A young woman, while house-sitting for her Aunt, finds that one of the household's beloved dogs has died. Now she must take care of the body, according to the wishes of her Aunt. Based on a true story.
After a deadly plague kills most of the world's population, the remaining survivors split into two groups - one led by a benevolent elder and the other by a maleficent being - to face each other in a final battle between good and evil.
Jack needs a break from his busy, everyday life so he plans a short break in a nice Victorian hotel close to the mountains. However, Jack doesn't know that once you check into 'Hotel ... See full summary »
Television adaptation of Stephen King novel that follows a recovering alcoholic professor. He ends up taking a job as a winter caretaker for a remote Colorado hotel which he seeks as an opportunity to finish a piece of work. With his wife and son with him, the caretaker settles in, only to see visions of the hotel's long deceased employees and guests. With evil intentions, they manipulate him into his dark side which takes a toll on he and his family.Written by
In Doctor Sleep, Danny still gets visions of Wendy calling him Doc, usually when he's been bad. See more »
Near the end of the movie, Jack smashes a mirror with the mallet and starts walking towards the camera down the hall. After he takes a couple of steps with the camera pulling back. A table with flowers comes into view. The flowers are moving, likely disturbed from the camera crew as they were backtracking down the hall. See more »
I'm shocked at how vehemently opposed everyone seems to be to whichever version of Stephen King's classic tale they deem less worthy of viewing. The fact is, both interpretations are excellent, but comparing the two seems totally fruitless to me, because as cinematic works, they represent two completely different stylistic and dramatic approaches.
"The Shining" (1980) -------------------- Of course this is a classic, and the cinematography and direction are unmatched. Jack Nicholson defined this role, which is why they had trouble casting someone with the audacity to play the haunted Jack Torrance after Nicholson had stamped such an indellible signature on the character. The music, the lighting, and the general atmosphere all amount to a haunting and marvelously executed movie. But what I felt this version lacked was a coherent storyline. Some of the dialogue and character interactions seem poorly executed at best, and no real background is given to the characters. I can't feel for these characters, they're wooden and two-dimensional. And the character of Danny, integral to the impact of the story, was nothing more than a plot device here. He is totally over the top, and doesn't seem to exhude a true gamut of emotions in a very demanding role.. This doesn't feel like a loving family with real issues, whose henpecked patriarch is battling dark forces to maintain his sanity. I feel like there was no real character development at all, because Jack Torrance seemed almost criminally insane from the beginning. But what Nicholson's portrayal lacked in subtlety and depth, it made up for in intensity and screen presence, albeit a bit hammy at times.

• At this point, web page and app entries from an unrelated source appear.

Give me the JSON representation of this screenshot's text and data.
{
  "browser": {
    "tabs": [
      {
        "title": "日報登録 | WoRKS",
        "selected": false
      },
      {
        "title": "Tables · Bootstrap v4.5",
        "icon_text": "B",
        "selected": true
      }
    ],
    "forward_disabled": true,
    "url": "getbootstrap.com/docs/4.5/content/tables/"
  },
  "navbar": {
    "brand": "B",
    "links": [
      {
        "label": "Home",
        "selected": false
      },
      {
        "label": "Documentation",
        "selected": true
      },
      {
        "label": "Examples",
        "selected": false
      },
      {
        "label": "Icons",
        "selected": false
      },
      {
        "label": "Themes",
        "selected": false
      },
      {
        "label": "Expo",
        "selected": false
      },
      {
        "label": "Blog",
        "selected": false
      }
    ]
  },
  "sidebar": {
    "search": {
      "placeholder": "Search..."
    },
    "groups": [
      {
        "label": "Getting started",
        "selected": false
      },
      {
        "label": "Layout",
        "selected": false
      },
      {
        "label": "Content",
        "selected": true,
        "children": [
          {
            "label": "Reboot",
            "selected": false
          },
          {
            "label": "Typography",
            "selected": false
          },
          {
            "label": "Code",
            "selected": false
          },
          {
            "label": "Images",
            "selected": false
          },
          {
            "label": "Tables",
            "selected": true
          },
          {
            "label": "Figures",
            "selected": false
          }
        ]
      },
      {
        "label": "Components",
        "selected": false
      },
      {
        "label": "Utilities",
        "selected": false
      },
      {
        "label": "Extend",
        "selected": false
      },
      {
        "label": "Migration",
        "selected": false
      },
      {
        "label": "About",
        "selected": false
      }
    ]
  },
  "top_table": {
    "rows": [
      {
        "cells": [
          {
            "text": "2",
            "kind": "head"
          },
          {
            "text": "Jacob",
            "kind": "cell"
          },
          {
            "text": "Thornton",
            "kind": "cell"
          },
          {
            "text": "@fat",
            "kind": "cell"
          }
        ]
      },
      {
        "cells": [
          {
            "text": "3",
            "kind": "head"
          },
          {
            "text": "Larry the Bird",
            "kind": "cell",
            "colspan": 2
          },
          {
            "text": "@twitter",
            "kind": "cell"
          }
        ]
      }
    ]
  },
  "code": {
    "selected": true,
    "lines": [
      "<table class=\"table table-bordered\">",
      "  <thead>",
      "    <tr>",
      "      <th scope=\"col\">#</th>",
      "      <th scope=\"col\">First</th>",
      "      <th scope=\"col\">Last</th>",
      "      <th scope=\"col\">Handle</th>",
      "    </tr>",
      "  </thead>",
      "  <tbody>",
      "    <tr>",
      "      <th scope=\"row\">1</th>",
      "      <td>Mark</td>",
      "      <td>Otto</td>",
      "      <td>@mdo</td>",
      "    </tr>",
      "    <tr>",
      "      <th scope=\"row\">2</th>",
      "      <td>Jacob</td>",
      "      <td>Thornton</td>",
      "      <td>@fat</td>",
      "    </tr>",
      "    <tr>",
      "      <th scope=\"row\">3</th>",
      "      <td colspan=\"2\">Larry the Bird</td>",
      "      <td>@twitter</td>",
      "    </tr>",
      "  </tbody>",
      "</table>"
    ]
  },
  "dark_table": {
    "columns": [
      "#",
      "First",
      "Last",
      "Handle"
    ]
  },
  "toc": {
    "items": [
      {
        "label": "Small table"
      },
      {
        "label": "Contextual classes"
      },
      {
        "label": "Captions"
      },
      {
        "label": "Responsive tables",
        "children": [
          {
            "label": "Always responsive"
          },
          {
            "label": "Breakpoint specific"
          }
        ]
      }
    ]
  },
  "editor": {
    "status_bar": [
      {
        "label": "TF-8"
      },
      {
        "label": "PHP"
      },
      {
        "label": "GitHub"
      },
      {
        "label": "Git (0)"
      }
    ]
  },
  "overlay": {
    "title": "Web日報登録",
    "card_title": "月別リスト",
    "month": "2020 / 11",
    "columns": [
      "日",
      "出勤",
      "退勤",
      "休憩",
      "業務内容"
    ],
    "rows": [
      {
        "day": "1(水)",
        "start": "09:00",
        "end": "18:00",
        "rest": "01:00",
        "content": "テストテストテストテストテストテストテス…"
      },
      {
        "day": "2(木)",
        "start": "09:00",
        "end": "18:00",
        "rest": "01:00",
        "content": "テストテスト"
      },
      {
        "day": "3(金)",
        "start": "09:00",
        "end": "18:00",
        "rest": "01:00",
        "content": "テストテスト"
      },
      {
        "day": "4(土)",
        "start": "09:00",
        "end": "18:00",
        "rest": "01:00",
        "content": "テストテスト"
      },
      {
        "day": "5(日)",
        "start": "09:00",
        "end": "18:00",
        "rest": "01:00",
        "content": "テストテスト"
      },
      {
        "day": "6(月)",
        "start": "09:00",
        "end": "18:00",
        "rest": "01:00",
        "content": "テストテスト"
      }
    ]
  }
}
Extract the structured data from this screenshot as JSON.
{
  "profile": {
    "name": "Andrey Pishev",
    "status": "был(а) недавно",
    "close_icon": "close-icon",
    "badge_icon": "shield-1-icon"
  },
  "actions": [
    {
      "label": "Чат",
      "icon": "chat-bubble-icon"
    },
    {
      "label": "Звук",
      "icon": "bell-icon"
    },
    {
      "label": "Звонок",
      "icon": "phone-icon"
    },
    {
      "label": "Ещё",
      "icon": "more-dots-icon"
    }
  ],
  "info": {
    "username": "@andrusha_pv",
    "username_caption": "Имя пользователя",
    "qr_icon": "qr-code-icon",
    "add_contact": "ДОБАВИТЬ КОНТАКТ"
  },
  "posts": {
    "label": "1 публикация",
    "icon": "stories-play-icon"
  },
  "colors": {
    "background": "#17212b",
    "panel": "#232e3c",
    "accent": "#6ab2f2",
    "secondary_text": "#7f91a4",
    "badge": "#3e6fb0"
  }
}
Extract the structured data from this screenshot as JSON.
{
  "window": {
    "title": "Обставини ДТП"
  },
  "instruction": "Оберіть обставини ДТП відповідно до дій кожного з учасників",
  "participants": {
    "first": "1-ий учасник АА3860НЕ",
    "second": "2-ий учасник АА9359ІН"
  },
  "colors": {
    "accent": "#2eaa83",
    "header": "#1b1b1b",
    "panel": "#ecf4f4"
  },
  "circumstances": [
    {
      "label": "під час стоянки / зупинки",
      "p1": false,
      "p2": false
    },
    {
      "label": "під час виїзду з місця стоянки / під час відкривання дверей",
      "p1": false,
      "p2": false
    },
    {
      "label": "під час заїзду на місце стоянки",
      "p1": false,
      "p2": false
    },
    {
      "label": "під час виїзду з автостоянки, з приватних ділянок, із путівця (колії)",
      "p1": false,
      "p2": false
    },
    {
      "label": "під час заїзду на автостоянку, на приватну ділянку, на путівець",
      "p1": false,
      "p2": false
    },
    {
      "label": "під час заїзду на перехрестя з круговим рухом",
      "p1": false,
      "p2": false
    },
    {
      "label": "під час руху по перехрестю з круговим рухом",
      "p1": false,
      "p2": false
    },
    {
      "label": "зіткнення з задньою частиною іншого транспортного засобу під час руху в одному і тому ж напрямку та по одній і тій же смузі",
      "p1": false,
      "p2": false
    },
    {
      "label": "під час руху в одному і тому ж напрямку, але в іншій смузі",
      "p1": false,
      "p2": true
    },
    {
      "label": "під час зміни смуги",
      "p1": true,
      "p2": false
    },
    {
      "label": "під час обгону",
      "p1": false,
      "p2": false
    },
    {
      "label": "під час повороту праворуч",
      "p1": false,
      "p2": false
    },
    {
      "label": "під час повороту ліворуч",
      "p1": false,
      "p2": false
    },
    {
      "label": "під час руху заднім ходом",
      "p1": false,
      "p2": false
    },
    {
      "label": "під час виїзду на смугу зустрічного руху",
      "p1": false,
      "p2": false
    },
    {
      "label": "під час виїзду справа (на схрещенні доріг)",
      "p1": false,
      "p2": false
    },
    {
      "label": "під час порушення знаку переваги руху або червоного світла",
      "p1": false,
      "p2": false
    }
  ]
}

Stephen King's "The Shining" (1997) ----------------------------------- As the title proclaims, this is Stephen King's film. His true vision of a snowbound family at odds with demonic spirits, and eachother. Competently directed, although not as visually breath-taking as the original. As mentioned before, there is some usage of the old hackneyed horror film stand-bys and "shock" devices, but while not as flamboyant as the original, the acting, character development, and narrative structure are far superior. Here is where we finally get depth and dimension. Courtland Mead makes the character of Danny come brilliantly to life. This kid isn't just plodding over stale lines by rote and playing with an imaginary finger-puppet, 70's Bee Gee-esque mullet and all. This little guy is acting! He's actually doing a competent job of performing this role! And as for the role of the ill-fated Jack Torrance, the greatest part that nobody wanted, a richly-textured, complex, and pleasantly surprising piece of work by sitcom actor Steven Weber. An interpretation of the character that matches King's original vision immaculately. We can actually sympathize with his character now. He isn't a psychotic rage-aholic who just grows more psychotic every day, he's a loving father battling his addiction to booze, whose descent into madness is slow, intense, brutally frightening, and completely believable. By the end of part three, he has become the most horrifying appirition one can behold on ABC. And while the picture as a whole could have probably been executed with more pathos on HBO, the dramatic content contained in these 4 1/2 hours far outweighs the obvious censorship and budgetary limitations placed on the show.
Both films have their peaks and valleys, and I'd advise everybody who watches the remake to not go in expecting something like the Kubrick film, but a completely different animal. With an open mind, you may find you love them both.
69 of 103 people found this review helpful.
Was this review helpful to you?
| Report this